Roughly 6,000 square km in size, the iceberg is one of the largest recorded blocks of ice to ever float out into the sea. The A-68, when it broke off from the Larsen C, revealed an ocean hidden for hundreds of thousands of years under the shelf .

While those numbers can be hard to visualise and photographs are difficult to frame for reference and size, the video put out by the BAS shows exactly how impressive the iceberg is.

The iceberg is about 190 meters thick from below the sea to the top. Only 30 meters is visible above the ocean.

According to a release by the BAS, the ice shelf has been slowly floating into the ocean for some time now. Larsen A broke down in 1995, and Larsen B in 2002, while the Larsen C Ice Shelf broke away in July 2017 and produced an iceberg A-68 the size of Luxembourg.

Although the iceberg is massive, it was formed by a single crack along its parent ice shelf. The A-68 is reported to be a bit over 10% of the Larsen C ice shelf. BAS researchers flew around the iceberg to get a better view of it as it drifts into the Weddell sea.

In August 2017, BAS researchers found that A-68 had already moved by more than 5 km into the sea. The iceberg continues to break down and calve as it reaches warmer waters. Some of the "bergy bits" that break off are also quite large, measuring about 8 miles long.

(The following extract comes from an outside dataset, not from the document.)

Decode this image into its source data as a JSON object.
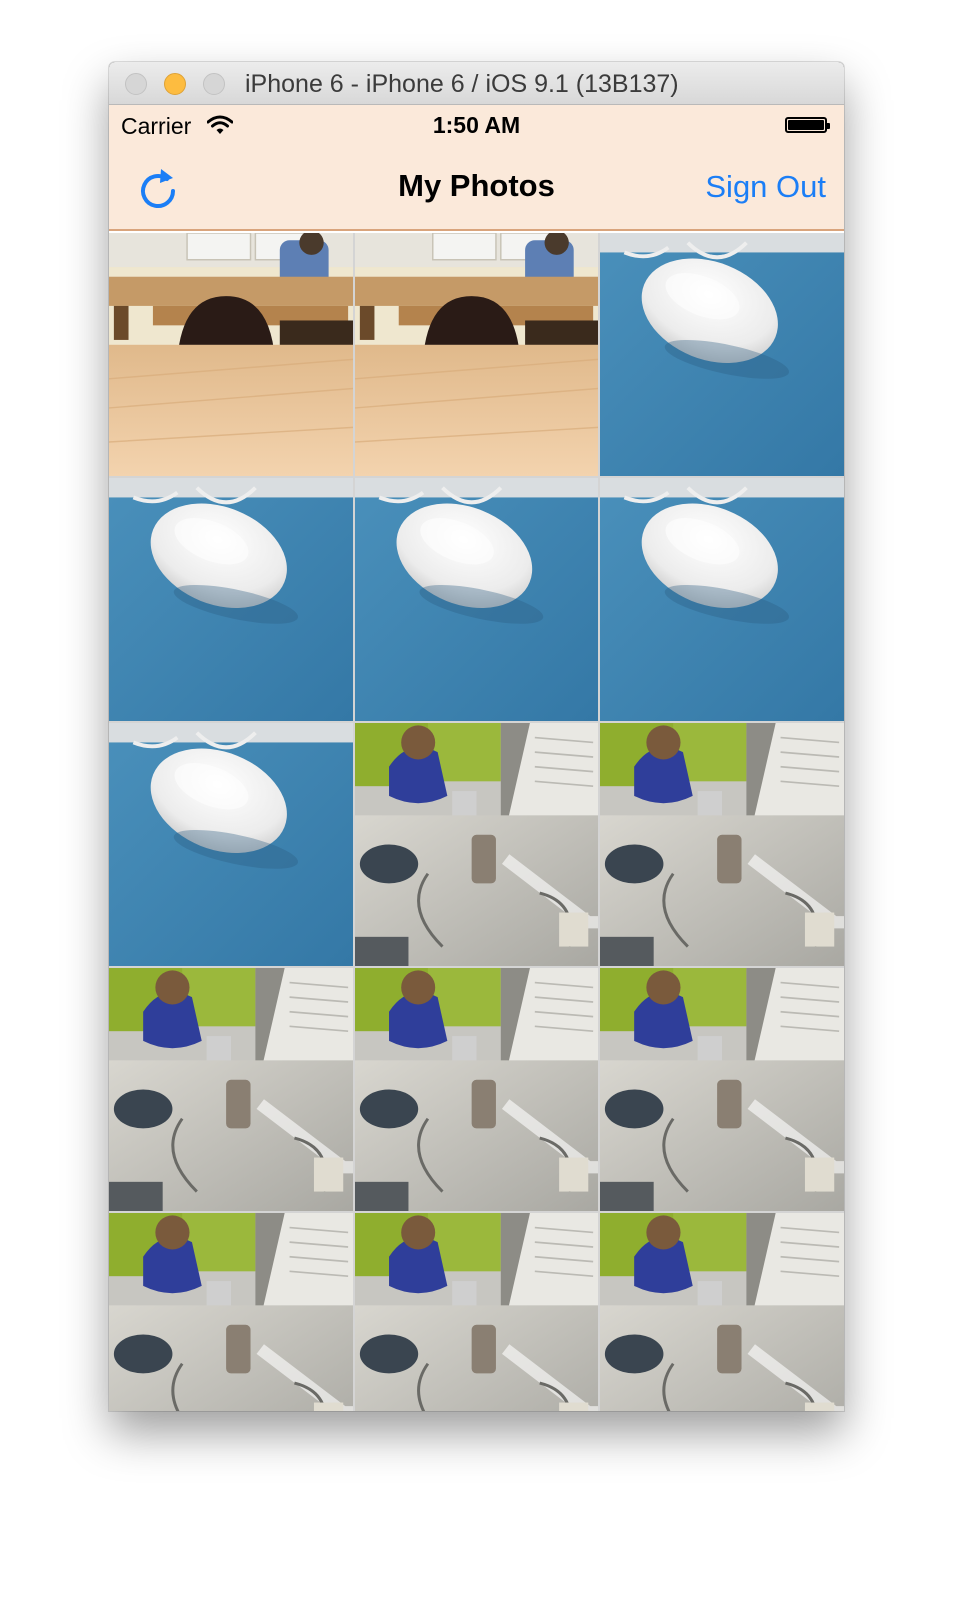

Larsen-C ice shelf
Bergy Bits of the iceberg that continues to disintegrate in the Weddell Sea BAS via YouTube screengrab